■ **Your task**: With "heading" as the search word, show every line of the material that has it.
───── Supplied entries ─────
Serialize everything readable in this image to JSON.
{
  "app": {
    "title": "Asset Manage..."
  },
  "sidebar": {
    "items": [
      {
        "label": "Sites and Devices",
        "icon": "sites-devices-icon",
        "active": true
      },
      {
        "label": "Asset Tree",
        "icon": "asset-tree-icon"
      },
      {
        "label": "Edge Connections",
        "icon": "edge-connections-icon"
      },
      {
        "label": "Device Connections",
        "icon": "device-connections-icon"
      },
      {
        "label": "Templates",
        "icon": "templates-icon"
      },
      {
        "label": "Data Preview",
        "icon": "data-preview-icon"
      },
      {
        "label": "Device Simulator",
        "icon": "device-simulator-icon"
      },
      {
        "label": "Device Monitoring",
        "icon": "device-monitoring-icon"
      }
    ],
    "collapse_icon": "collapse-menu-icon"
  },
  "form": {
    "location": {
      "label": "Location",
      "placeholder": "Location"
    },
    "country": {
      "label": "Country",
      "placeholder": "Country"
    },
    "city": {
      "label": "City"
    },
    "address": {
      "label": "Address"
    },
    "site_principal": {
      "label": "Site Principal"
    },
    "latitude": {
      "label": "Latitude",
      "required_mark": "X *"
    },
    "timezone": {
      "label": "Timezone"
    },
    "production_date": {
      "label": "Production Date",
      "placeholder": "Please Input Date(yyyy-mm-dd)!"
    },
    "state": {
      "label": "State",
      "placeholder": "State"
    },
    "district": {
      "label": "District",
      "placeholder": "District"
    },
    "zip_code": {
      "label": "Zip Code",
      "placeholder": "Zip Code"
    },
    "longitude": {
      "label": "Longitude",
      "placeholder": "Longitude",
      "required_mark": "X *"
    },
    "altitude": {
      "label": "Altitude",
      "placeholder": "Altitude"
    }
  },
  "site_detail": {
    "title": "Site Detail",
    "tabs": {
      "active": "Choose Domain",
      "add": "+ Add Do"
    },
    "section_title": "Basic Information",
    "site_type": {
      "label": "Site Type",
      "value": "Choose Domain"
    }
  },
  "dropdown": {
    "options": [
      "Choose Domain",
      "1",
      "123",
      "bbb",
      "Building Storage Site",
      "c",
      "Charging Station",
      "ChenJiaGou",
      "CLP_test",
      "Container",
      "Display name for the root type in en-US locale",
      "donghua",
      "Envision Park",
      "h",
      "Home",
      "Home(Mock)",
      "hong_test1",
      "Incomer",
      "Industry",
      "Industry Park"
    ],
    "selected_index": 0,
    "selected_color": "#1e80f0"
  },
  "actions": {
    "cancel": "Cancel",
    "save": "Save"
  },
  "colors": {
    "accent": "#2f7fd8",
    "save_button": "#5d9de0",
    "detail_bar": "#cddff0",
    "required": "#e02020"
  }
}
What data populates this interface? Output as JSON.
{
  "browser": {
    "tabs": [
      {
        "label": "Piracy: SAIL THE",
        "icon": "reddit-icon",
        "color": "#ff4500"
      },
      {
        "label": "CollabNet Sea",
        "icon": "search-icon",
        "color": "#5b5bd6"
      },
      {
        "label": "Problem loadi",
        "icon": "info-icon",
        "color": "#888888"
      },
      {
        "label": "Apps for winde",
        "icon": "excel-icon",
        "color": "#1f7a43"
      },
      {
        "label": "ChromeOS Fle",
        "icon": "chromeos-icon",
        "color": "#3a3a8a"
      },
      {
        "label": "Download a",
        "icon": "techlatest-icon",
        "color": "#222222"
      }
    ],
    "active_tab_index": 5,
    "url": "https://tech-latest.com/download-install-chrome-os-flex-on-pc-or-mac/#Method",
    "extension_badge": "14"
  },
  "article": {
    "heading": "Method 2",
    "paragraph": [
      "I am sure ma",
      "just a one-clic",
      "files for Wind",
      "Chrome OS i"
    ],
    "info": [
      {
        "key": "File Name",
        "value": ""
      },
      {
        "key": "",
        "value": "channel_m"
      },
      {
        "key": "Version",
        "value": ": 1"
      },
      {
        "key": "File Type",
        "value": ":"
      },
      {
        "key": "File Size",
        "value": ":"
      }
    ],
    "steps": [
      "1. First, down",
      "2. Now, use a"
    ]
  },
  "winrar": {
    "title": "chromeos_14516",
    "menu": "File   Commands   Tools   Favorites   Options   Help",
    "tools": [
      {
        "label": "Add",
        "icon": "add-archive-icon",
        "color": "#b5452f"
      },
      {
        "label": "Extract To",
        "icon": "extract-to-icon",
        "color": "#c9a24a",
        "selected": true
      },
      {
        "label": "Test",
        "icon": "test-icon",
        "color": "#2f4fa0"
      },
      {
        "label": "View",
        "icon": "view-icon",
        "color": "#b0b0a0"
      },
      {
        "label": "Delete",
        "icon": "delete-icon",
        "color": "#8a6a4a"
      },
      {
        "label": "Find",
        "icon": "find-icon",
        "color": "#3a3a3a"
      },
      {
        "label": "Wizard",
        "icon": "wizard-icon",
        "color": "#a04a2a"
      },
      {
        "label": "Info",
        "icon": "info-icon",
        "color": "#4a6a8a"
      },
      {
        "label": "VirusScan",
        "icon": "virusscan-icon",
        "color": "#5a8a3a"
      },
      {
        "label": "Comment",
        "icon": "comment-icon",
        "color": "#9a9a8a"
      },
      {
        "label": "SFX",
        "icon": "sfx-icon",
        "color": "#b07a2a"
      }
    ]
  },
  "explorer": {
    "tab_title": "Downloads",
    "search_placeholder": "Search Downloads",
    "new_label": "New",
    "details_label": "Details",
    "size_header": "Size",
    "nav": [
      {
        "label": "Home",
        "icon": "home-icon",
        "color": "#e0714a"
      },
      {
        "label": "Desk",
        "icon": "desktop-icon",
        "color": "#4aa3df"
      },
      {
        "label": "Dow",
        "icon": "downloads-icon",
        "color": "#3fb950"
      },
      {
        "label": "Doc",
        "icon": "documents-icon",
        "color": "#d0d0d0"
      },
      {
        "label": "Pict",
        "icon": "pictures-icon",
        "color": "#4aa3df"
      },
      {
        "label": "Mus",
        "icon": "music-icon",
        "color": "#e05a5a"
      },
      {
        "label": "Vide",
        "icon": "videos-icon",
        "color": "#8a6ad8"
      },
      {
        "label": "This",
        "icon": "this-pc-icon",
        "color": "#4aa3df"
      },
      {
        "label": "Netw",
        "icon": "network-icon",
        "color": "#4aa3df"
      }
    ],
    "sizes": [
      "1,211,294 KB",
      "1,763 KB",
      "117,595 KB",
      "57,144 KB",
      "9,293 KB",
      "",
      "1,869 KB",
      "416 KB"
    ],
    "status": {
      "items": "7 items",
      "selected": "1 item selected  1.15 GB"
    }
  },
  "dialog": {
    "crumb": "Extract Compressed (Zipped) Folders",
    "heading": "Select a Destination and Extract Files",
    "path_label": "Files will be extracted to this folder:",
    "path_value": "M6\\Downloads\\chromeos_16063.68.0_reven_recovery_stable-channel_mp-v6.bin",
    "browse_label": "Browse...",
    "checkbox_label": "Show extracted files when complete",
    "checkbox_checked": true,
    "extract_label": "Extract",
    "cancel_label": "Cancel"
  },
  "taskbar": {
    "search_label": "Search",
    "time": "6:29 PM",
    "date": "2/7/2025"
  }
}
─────
■ **Result**:
    "heading": "Method 2",
    "heading": "Select a Destination and Extract Files",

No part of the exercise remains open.